Thursday, 14 April 2011

India to buy SAMs? What happened to Akash?

Akash which was finally accepted into the armed forces is still to find it s niche it seems.
To plug gaps and build up a robust air defence system, India will soon buy a large number of missiles to defend the country's vital tactical and strategic locations and high-security zones from enemy threats and possible aerial attacks, an officer said Wednesday.
Ahead of issuing a tender for the purchase of medium-range surface-to-air (MRSAM) missiles, the defence ministry has this week issued a request for information (RFI) from global and domestic missile manufacturers asking them if they could supply the weapon system within a short time-frame to the Indian Air Force (IAF).
"The defence ministry intends to procure the MRSAM system for the Indian Air Force and the system will be required for air defence of vital areas and points. The MRSAM is required in an early time-frame," a senior IAF officer said here Wednesday.
The MRSAM will be capable of all-weather, all-terrain and day-and-night operation with a 3.5 km altitude ceiling.

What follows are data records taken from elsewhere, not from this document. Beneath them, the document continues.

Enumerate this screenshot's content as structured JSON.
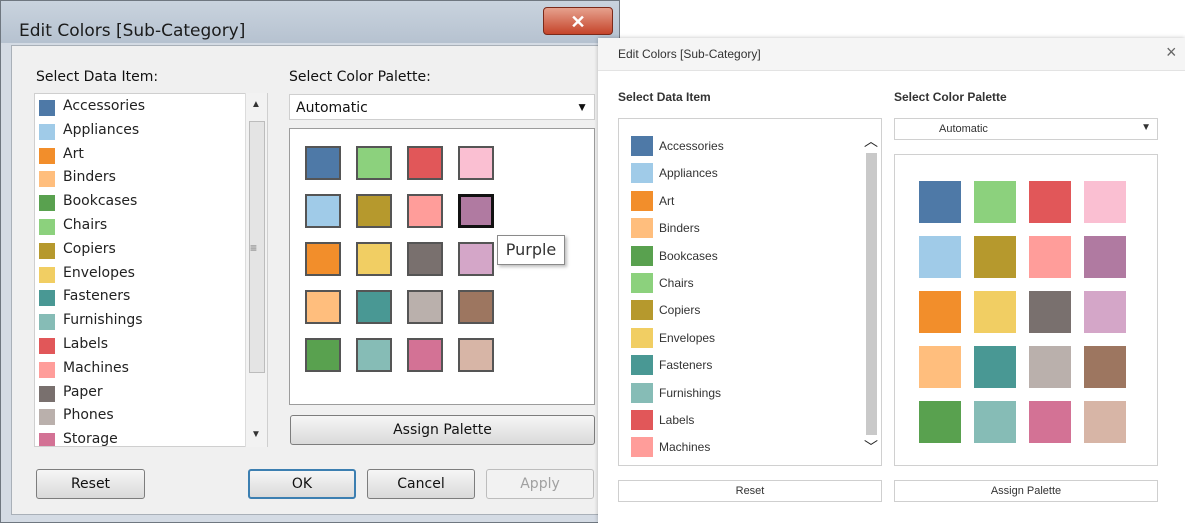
{
  "old_dialog": {
    "title": "Edit Colors [Sub-Category]",
    "close_icon": "close-icon",
    "select_data_item_label": "Select Data Item:",
    "select_palette_label": "Select Color Palette:",
    "palette_value": "Automatic",
    "items": [
      {
        "label": "Accessories",
        "color": "#4e79a7"
      },
      {
        "label": "Appliances",
        "color": "#a0cbe8"
      },
      {
        "label": "Art",
        "color": "#f28e2b"
      },
      {
        "label": "Binders",
        "color": "#ffbe7d"
      },
      {
        "label": "Bookcases",
        "color": "#59a14f"
      },
      {
        "label": "Chairs",
        "color": "#8cd17d"
      },
      {
        "label": "Copiers",
        "color": "#b6992d"
      },
      {
        "label": "Envelopes",
        "color": "#f1ce63"
      },
      {
        "label": "Fasteners",
        "color": "#499894"
      },
      {
        "label": "Furnishings",
        "color": "#86bcb6"
      },
      {
        "label": "Labels",
        "color": "#e15759"
      },
      {
        "label": "Machines",
        "color": "#ff9d9a"
      },
      {
        "label": "Paper",
        "color": "#79706e"
      },
      {
        "label": "Phones",
        "color": "#bab0ac"
      },
      {
        "label": "Storage",
        "color": "#d37295"
      }
    ],
    "tooltip": "Purple",
    "assign_palette_label": "Assign Palette",
    "reset_label": "Reset",
    "ok_label": "OK",
    "cancel_label": "Cancel",
    "apply_label": "Apply"
  },
  "palette_colors": [
    [
      "#4e79a7",
      "#8cd17d",
      "#e15759",
      "#fabfd2"
    ],
    [
      "#a0cbe8",
      "#b6992d",
      "#ff9d9a",
      "#b07aa1"
    ],
    [
      "#f28e2b",
      "#f1ce63",
      "#79706e",
      "#d4a6c8"
    ],
    [
      "#ffbe7d",
      "#499894",
      "#bab0ac",
      "#9d7660"
    ],
    [
      "#59a14f",
      "#86bcb6",
      "#d37295",
      "#d7b5a6"
    ]
  ],
  "new_dialog": {
    "title": "Edit Colors [Sub-Category]",
    "close_glyph": "×",
    "select_data_item_label": "Select Data Item",
    "select_palette_label": "Select Color Palette",
    "palette_value": "Automatic",
    "items": [
      {
        "label": "Accessories",
        "color": "#4e79a7"
      },
      {
        "label": "Appliances",
        "color": "#a0cbe8"
      },
      {
        "label": "Art",
        "color": "#f28e2b"
      },
      {
        "label": "Binders",
        "color": "#ffbe7d"
      },
      {
        "label": "Bookcases",
        "color": "#59a14f"
      },
      {
        "label": "Chairs",
        "color": "#8cd17d"
      },
      {
        "label": "Copiers",
        "color": "#b6992d"
      },
      {
        "label": "Envelopes",
        "color": "#f1ce63"
      },
      {
        "label": "Fasteners",
        "color": "#499894"
      },
      {
        "label": "Furnishings",
        "color": "#86bcb6"
      },
      {
        "label": "Labels",
        "color": "#e15759"
      },
      {
        "label": "Machines",
        "color": "#ff9d9a"
      }
    ],
    "reset_label": "Reset",
    "assign_palette_label": "Assign Palette"
  }
}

The system will be capable of engaging multiple targets against all types of targets in a network-centric operations environment.
The MRSAM is required by the IAF to augment its existing inventory of Soviet-vintage OSA-AK and Pechora air defence missile systems.
A surface-to-air missile is a weapon designed to be launched from the ground to destroy incoming aircraft or missiles and is usually deployed in an air defence role as an anti-aircraft system. MRSAMs ideally have a range of 70 km to 90 km to engage its intended target.
The MRSAM is activated with the use of radars and sensors that detect the incoming aircraft or missile and fire the missile as a counter measure.
The IAF's current requirement is for multifunctional active phased array radar for early warning of a three-dimensional target and linking this information to a central fire control unit to activate the air defence mechanism.
This procurement will be over and above the 18 MRSAM units that India is buying from Israel in a $1 billion deal signed in 2009.

In February 2006, therefore, Israel and India signed a joint development agreement to create a new Barak-NG medium shipborne air defense missile, as an evolution of the Barak-1 system in service with both navies. In July 2007 the counterpart MR-SAM project began moving forward, aiming to develop a medium range SAM for use with India’s land forces. Both missiles would now be called Barak-8. In between, India decided to buy Israeli “SPYDER” Mobile Air Defense System. It was a move to begin buying mobile, short-range surface-to-air missile (SAM) systems for its army, based on the Python and Derby air-to-air missiles in service with its air force and naval aircraft.
Barak is a supersonic, vertically-launched short range air defense system, with an operational range of about 10 km/ 6 miles. That pushes it past the standard ranges of shoulder-launched options with naval counterparts, like the MBDA Mistral/SIMBAD or Saab Boofors’ RBS-70, but short of other small vertical launch options like the RIM-162 Evolved Sea Sparrow. Its closest western compettors on the international market are probably Raytheon’s horizontally-fired Amero-German RIM-116 Rolling Airframe Missile, and MBDA’s flexible Crotale VT-1/NG. Key attributes include a compact 8-cell vertical launching system that weighs just 1,700 kg, coupled with an equally compact 1,300 kg fire control system. This makes it easier to instal in small ships, and to retrofit into older vessels.
Barak-1 reportedly in service with at Israel, Chile, India, Singapore, and Venezuela.
India bought over $300 million worth of these missiles as a substitute for the indigenous but long-delayed Trishul (“Trident”) missile project, and Barak systems now equip many of the ships in India’s Navy. The missile’s fast response time, effectiveness against missile threats, and compact size are considerable assets, but they are currently offset somewhat by its range.
Israel’s SPYDER air defense system follows a recent trend of using advanced air-air missiles designed for fighter jets as ground-launched surface-to-air missiles (SAM). This truck-mounted system mixes radar and optical tracking with any combination of short to medium-range Derby 4 and ultra-agile short-range 5th generation Python 5 air to air missiles, in order to create a versatile system adapted for a wider range of threats. Hence its inclusion in in our AMRAAM FOCUS article’s “international competitors” section.
India has become the system’s inaugural export customer. SPYDER will reportedly replace India’s Russian-made OSA-AKM/SA-8 Gecko and ZRK-BD Strela-10M/ SA-13 Gopher SAM systems, and the purchase has decisively shelved the Indian DRDO’s failed Trishul project.

Now the question arises if for short range spyder missiles are there and for medium range we are going to buy other products then what is the use of Akash. Army is looking for shoulder fire missiles.Is the Akash project news just face saving news? Is it dead like the trishul project? These are some questions which remain unanswered.